By now, you’ve probably heard the news: Google has finally made its move in the OS arena. Google Chrome OS is on its way and Google is taking aim at a market in which Microsoft’s grip seems tenuous: netbooks.

Not surprisingly, the buzz has begun. Complete, of course, with sensational headlines like the one that declares Google has dropped a “nuclear bomb” on Microsoft.

Is the announcement of Google Chrome OS big news? Yep. Is it a meaningful event in the OS market? Probably not. Here’s why:

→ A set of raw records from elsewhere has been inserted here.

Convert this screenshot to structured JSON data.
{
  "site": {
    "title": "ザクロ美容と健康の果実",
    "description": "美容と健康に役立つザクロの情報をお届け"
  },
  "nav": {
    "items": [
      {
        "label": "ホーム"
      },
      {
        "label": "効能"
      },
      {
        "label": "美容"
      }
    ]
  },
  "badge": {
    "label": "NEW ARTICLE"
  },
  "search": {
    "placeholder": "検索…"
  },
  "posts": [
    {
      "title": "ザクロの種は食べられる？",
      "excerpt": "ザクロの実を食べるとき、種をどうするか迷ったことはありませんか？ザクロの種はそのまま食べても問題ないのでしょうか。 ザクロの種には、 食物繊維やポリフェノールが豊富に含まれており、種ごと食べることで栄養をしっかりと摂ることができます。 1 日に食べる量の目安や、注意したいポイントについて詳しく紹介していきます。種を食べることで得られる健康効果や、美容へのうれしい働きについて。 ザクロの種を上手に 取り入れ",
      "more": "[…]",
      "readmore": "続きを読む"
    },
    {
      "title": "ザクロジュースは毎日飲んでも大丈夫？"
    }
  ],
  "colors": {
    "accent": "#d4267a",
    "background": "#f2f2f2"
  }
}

  • It’s not really an OS. Let’s get this out of the way: Google Chrome OS is really “Google Chrome running within a new windowing system on top of a Linux kernel“.
  • Google’s vision is meaningless to consumers. In the blog post announcing Google Chrome OS, Sundar Pichai of Google says that the OS is “our attempt to re-think what operating systems should be“. While I’m all for innovation and fresh thinking, I don’t see how the “lightweight operating system” Google describes, in which “most of the user experience takes place on the web“, is going to jive with what consumers expect and are familiar with. While I’d be the first to admit that the Windows experience leaves a lot to desire, I think Google is overestimating what its OS will be able to offer in terms of differentiation in the areas of “speed, simplicity and security“.
  • The Google brand means squat when it comes to software. Just look at the Chrome browser. While it hasn’t fallen off the face of the earth, Google hasn’t exactly turned it into a viable contender to Firefox or IE either. It’s obviously still early but to put things in perspective consider that the latest version of Firefox (3.5) has already surpassed Chrome’s market share in a week’s time. The bottom line is that Google’s consumer brand is almost all search and it faces a major challenge in convincing consumers to trust it with an ‘OS‘.
  • The Microsoft brand has clout. Love or hate Microsoft, don’t underestimate the fact that the Microsoft brand does carry weight with consumers. It’s familiar and as sick as it might seem, offers consumers some comfort. When you buy a computer with a Microsoft OS, you know what you’re getting (insert jokes here). There’s also perceived value in the Microsoft brand name, which shouldn’t be dismissed. Try selling a netbook with the Google Chrome OS. My prediction: it will be a lot like selling a netbook with Ubuntu Linux.
  • Web-based applications are the future, but they’re not. Web apps rock and they’re going to play an increasingly important role in consumer computing but when Google states “all web-based applications will automatically work and new applications can be written using your favorite web technologies“, it’s avoiding an inconvenient truth: consumers aren’t ready to ditch desktop applications. Even though netbooks aren’t really designed to run desktop applications, try telling a consumer who just paid $350 for a netbook that it can only run “web-based applications” because “the web is the platform“.
  • Google still doesn’t know what it’s doing. Google’s blog post states “we have a lot of work to do, and we’re definitely going to need a lot of help from the open source community to accomplish this vision“. While I think it’s great that Google will be open sourcing the Chome OS, this statement is basically an admission that Google is trying to figure it out as it goes along. This is one market where that’s probably not a good idea.
  • Time is not on Google’s side. Google hopes to have Chrome OS in the hands of consumers by the second half of 2010. With Windows 7 set to hit the shelves later this year, that gives Microsoft an important head start in figuring out a way to maintain its grip on the netbook market.

Time will tell but if past is prologue, I suspect Google’s Chrome OS will be a big disappointment.

Photo credit: cd.harrison via Flickr.